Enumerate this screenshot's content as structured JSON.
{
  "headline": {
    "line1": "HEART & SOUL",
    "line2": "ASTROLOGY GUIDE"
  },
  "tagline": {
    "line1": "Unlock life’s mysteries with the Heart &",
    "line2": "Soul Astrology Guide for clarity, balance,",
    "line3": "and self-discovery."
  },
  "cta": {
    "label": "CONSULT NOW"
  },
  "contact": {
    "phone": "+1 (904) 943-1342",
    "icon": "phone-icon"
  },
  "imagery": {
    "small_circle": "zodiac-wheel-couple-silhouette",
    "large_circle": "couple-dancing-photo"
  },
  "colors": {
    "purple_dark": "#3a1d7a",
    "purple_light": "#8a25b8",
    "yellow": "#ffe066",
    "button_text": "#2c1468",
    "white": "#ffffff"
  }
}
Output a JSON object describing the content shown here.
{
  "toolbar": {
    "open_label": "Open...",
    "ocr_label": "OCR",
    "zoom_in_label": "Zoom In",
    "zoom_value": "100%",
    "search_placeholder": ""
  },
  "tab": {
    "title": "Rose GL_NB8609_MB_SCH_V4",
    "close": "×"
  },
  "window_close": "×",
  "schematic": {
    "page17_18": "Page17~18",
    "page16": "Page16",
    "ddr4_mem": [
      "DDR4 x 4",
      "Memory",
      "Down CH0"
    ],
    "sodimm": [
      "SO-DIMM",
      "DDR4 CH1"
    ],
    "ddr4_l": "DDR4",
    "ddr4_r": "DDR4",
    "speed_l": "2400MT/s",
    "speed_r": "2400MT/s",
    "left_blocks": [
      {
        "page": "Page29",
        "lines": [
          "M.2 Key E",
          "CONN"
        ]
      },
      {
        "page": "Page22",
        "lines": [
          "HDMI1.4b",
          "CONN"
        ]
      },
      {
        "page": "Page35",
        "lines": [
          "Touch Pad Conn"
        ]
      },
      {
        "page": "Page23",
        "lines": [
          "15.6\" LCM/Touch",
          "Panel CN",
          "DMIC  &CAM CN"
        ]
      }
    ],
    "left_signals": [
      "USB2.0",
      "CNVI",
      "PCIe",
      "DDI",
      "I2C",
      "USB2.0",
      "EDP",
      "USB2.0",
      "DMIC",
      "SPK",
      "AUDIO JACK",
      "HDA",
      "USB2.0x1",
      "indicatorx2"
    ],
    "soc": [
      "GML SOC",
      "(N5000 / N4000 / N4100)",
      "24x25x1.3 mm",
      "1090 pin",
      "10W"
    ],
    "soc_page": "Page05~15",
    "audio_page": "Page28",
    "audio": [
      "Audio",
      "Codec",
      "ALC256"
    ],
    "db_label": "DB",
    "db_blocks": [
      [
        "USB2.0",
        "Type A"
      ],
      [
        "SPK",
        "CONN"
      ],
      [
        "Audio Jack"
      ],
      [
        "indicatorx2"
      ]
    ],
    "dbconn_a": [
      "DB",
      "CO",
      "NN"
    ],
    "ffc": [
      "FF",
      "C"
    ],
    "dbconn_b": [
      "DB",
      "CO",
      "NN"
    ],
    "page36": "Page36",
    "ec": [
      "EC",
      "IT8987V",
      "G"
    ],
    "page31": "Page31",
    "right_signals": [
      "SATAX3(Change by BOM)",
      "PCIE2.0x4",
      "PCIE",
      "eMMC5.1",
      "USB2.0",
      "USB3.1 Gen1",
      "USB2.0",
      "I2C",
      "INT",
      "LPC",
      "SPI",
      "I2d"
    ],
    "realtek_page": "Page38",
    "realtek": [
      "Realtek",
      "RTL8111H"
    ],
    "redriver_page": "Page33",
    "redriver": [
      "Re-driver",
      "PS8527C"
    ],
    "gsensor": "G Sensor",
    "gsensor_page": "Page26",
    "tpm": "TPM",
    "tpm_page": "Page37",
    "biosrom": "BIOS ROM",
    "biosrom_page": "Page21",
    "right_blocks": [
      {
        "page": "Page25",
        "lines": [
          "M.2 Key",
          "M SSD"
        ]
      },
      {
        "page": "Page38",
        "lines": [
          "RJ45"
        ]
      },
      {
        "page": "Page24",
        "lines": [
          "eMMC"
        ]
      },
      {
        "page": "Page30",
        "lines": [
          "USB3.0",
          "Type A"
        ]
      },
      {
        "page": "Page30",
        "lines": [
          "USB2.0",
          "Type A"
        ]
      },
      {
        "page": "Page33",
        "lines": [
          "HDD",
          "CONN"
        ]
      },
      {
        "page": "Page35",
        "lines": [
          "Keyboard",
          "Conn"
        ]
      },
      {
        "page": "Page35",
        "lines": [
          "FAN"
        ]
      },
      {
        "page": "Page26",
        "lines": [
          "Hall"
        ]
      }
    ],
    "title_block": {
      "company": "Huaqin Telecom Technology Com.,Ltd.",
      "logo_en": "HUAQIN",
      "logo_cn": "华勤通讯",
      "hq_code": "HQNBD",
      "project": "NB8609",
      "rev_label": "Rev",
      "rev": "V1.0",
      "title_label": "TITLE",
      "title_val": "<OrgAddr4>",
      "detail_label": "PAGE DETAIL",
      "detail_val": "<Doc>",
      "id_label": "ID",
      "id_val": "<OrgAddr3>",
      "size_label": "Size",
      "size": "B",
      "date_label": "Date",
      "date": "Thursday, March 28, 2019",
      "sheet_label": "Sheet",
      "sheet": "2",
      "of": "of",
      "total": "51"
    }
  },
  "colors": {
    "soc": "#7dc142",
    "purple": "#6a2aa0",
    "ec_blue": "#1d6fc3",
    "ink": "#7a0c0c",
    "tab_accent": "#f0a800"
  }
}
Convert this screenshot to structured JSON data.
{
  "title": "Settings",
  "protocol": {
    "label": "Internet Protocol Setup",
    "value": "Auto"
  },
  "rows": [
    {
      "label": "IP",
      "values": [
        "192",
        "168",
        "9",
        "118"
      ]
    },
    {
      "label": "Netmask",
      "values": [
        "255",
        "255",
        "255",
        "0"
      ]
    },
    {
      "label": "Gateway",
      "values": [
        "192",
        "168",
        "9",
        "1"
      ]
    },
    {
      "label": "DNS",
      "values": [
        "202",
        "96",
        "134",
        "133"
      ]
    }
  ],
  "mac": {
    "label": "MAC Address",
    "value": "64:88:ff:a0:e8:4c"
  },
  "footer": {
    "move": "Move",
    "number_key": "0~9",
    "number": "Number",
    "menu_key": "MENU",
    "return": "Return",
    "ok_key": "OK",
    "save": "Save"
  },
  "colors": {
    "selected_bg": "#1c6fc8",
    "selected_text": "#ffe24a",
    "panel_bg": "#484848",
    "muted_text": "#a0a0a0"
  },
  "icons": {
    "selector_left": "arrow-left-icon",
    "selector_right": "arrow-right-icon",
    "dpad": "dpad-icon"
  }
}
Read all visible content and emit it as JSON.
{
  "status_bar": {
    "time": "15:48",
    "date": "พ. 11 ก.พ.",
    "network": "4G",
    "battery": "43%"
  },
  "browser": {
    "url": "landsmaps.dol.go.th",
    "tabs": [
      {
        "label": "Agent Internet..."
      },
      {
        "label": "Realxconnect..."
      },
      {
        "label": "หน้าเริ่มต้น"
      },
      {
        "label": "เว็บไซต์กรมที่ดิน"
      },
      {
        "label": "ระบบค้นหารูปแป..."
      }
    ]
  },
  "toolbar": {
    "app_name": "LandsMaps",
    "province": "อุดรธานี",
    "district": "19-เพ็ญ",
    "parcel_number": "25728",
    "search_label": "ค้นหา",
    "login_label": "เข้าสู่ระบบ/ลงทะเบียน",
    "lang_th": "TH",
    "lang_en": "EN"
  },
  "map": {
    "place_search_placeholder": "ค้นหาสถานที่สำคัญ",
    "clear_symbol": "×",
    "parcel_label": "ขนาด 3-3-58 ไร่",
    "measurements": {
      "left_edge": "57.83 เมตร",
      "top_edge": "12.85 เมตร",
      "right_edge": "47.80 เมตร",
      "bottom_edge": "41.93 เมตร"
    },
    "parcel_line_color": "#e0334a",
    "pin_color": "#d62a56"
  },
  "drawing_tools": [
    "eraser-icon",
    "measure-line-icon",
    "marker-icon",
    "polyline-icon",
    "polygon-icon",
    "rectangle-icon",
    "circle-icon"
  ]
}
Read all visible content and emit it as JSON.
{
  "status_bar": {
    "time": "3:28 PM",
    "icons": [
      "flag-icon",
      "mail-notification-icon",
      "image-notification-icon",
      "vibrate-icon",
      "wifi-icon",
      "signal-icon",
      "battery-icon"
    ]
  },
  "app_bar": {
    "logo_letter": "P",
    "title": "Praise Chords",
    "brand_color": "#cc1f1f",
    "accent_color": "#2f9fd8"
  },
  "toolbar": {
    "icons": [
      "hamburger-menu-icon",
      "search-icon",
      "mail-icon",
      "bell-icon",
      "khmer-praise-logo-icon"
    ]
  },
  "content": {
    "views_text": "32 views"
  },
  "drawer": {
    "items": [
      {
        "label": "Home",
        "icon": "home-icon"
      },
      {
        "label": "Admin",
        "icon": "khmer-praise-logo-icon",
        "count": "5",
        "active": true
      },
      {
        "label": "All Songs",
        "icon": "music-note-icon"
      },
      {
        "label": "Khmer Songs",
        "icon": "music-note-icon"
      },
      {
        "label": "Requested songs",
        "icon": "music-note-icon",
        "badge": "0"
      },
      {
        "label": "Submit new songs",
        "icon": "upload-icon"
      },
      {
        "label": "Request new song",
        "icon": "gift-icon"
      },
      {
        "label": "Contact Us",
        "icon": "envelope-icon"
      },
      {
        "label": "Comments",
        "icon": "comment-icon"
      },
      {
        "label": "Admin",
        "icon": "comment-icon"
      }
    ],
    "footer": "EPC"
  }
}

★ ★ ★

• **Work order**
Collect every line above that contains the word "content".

• **Solution for this task**
Enumerate this screenshot's content as structured JSON.
Output a JSON object describing the content shown here.
Read all visible content and emit it as JSON.
Read all visible content and emit it as JSON.
  "content": {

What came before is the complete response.